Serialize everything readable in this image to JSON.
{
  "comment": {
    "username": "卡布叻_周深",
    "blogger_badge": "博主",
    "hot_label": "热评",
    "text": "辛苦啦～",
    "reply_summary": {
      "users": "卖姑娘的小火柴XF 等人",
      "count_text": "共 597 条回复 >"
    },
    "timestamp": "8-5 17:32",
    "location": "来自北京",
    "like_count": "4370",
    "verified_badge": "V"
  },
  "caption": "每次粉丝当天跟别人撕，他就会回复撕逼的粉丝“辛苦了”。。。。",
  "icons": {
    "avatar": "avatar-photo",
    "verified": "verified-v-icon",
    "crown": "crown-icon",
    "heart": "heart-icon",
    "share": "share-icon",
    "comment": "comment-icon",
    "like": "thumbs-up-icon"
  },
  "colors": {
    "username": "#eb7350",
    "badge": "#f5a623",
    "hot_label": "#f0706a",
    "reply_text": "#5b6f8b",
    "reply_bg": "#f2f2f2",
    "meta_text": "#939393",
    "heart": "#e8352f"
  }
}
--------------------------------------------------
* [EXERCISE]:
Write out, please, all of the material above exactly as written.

* [TASK OUTPUT]:
Serialize everything readable in this image to JSON.
{
  "comment": {
    "username": "卡布叻_周深",
    "blogger_badge": "博主",
    "hot_label": "热评",
    "text": "辛苦啦～",
    "reply_summary": {
      "users": "卖姑娘的小火柴XF 等人",
      "count_text": "共 597 条回复 >"
    },
    "timestamp": "8-5 17:32",
    "location": "来自北京",
    "like_count": "4370",
    "verified_badge": "V"
  },
  "caption": "每次粉丝当天跟别人撕，他就会回复撕逼的粉丝“辛苦了”。。。。",
  "icons": {
    "avatar": "avatar-photo",
    "verified": "verified-v-icon",
    "crown": "crown-icon",
    "heart": "heart-icon",
    "share": "share-icon",
    "comment": "comment-icon",
    "like": "thumbs-up-icon"
  },
  "colors": {
    "username": "#eb7350",
    "badge": "#f5a623",
    "hot_label": "#f0706a",
    "reply_text": "#5b6f8b",
    "reply_bg": "#f2f2f2",
    "meta_text": "#939393",
    "heart": "#e8352f"
  }
}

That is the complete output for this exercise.